[Excerpts from an interface dataset]
-=-=-
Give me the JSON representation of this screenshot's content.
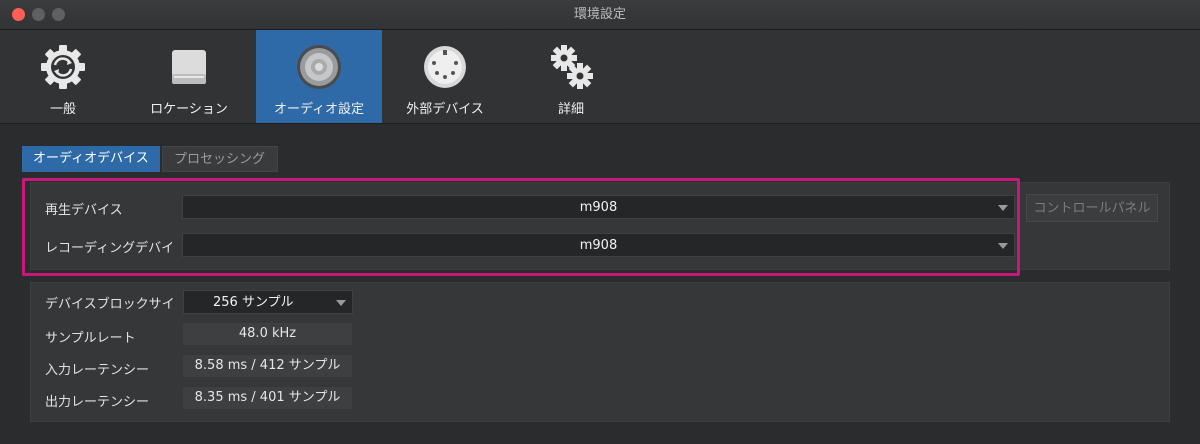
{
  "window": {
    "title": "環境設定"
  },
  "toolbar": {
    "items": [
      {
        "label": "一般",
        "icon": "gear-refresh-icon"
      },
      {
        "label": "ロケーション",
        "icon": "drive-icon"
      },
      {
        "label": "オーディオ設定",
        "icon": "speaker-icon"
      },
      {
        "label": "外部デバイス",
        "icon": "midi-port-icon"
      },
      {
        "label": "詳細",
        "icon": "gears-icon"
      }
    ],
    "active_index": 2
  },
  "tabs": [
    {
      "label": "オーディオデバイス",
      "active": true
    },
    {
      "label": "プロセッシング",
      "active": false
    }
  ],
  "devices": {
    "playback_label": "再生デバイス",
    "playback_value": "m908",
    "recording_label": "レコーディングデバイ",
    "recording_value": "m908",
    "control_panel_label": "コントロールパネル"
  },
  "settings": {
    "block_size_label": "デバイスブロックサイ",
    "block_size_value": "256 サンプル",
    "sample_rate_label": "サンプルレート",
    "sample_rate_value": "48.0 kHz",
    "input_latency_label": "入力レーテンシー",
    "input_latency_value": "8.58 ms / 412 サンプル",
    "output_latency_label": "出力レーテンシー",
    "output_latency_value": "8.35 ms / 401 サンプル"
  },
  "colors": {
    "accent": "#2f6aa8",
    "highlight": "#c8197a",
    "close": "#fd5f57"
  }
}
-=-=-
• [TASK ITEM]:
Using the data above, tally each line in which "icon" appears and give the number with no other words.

• [RESPONSE FOR THIS EXERCISE]:
5